I think it’s safe to say that after reading this book, it’s so important to have a support system and learn to listen to people. I want to give a huge thank you to Lana Grace Riva for gifting me with a copy of this book in exchange for an honest review. I truly enjoyed it
I heard about this book when I was working at a Barnes and noble College bookstore. It was very popular with the kids, and I added it to my TBR list. I started Bullet journaling back in 2020. I started it mostly to keep up with my bookish things. Mostly Readathons. Now I’m using it to track my reading for the month.
The ‘Bullet Journal Method’ is really for people who want to live a bland and organized life. I’m pretty sure the youtube videos you’ve been binge watching on BUJO spreads are doing a better job at giving you an idea of how you can use your journal. I mean if plain is your thing… then hey…this book is for you. The book started off good, but then everything was getting repetitive and too…how can I say?…self-helpy? It just really turned me off and I just wanted to speed through the book and finish it already so I didn’t have to DNF. It’s a total bummer I didn’t enjoy it.
‘Silence Is a Sense’ is a remarkable and thought provoking story of a young woman who fled her country, Syria, that is worn-torn. Currently she resides in the U.K. where she writes columns for a magazine under a false name, The Voiceless. With her writings, she shares her insights as a refugee asylum seeker. She suffers from PSTD from the violence that is shed throughout her country and in the process she has basically become mute. Her editor however, keeps probing for more material and more insight from The Voiceless. But, she’s hesitant on it.

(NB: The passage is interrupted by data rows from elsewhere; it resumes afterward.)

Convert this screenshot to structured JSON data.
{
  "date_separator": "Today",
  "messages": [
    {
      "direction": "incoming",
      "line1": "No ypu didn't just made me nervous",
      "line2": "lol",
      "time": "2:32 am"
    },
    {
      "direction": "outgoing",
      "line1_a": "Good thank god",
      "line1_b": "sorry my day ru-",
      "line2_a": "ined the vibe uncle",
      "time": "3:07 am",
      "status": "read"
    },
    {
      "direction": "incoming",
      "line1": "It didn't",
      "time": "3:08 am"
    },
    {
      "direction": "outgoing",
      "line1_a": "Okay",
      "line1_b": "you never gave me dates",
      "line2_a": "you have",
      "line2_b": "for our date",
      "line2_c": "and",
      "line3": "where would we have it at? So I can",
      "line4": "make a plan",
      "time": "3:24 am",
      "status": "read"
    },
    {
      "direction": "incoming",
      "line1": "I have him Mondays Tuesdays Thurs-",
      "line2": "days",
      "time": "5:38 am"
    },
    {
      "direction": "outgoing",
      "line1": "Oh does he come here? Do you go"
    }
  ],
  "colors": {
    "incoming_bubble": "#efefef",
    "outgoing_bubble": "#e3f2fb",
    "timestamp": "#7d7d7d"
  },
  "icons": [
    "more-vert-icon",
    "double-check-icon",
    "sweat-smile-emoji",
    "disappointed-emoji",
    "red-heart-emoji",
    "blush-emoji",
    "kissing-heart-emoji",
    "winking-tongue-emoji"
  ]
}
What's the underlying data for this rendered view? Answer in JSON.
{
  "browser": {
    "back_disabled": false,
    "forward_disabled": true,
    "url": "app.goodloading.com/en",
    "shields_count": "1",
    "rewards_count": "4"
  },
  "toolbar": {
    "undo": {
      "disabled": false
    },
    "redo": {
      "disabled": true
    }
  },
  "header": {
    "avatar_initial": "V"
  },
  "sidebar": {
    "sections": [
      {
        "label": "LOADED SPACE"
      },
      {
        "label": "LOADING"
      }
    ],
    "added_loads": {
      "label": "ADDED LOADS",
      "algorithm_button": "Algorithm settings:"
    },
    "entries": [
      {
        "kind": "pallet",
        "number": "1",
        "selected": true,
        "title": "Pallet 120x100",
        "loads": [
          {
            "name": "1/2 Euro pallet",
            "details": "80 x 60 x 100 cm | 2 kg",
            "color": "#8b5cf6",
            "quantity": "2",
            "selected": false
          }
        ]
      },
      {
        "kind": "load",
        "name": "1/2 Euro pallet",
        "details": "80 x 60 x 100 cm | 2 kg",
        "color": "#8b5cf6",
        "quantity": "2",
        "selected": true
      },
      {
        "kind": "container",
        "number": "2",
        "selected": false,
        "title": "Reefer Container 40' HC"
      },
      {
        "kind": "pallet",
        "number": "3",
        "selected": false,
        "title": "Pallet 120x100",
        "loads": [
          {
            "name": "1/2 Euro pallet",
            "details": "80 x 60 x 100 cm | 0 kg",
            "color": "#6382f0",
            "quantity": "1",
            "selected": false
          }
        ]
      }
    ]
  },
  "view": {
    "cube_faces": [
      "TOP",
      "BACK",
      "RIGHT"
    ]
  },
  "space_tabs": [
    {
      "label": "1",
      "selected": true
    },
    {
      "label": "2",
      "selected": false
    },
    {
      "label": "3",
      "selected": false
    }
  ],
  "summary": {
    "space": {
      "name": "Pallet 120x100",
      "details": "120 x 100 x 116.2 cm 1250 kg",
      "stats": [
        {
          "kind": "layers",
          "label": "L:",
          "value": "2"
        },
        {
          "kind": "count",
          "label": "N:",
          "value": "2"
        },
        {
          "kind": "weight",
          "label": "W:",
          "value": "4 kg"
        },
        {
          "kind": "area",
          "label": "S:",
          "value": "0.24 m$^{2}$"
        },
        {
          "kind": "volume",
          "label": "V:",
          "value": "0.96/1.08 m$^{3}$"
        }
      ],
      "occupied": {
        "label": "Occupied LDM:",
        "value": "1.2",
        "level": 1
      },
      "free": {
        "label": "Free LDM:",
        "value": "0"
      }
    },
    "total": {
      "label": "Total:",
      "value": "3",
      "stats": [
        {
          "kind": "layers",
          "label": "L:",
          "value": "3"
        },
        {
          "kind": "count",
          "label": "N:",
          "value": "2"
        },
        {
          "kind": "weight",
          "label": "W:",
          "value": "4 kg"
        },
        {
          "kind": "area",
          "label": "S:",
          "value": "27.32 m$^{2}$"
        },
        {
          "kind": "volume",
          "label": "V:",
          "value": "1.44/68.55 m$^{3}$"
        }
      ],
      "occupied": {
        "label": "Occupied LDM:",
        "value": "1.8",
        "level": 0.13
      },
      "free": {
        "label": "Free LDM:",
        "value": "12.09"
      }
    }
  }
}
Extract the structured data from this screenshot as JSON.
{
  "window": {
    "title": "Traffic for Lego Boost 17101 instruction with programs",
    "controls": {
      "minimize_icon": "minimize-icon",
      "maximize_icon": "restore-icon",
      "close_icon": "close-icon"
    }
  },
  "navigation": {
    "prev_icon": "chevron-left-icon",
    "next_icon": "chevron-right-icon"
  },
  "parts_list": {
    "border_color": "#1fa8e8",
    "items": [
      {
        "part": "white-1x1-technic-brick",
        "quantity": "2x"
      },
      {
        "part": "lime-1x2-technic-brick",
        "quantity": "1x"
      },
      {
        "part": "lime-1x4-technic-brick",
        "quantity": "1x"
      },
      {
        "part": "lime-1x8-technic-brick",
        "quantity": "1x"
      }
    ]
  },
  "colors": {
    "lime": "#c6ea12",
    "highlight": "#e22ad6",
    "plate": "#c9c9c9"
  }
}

She’s just trying to find her purpose and to try and blend in with the regular people in her neighborhood. Apart from writing for the column, she also likes to observe her neighbors, and what they’re up to everyday; harmless. When a terrible racial involved incident happens at the mosque in her neighborhood, she has to make a decision if she wants to continue being silent or if she’s going to stand up for what she believes in.
Layla AlAmmar did such an amazing job telling this story. Her writing is pure poetry. It flows so well and she goes into a lot of detail. I will be definitely getting more of her work whenever available. Thanks to NetGalley and Algonquin Books for providing me with a copy in exchange for an honest review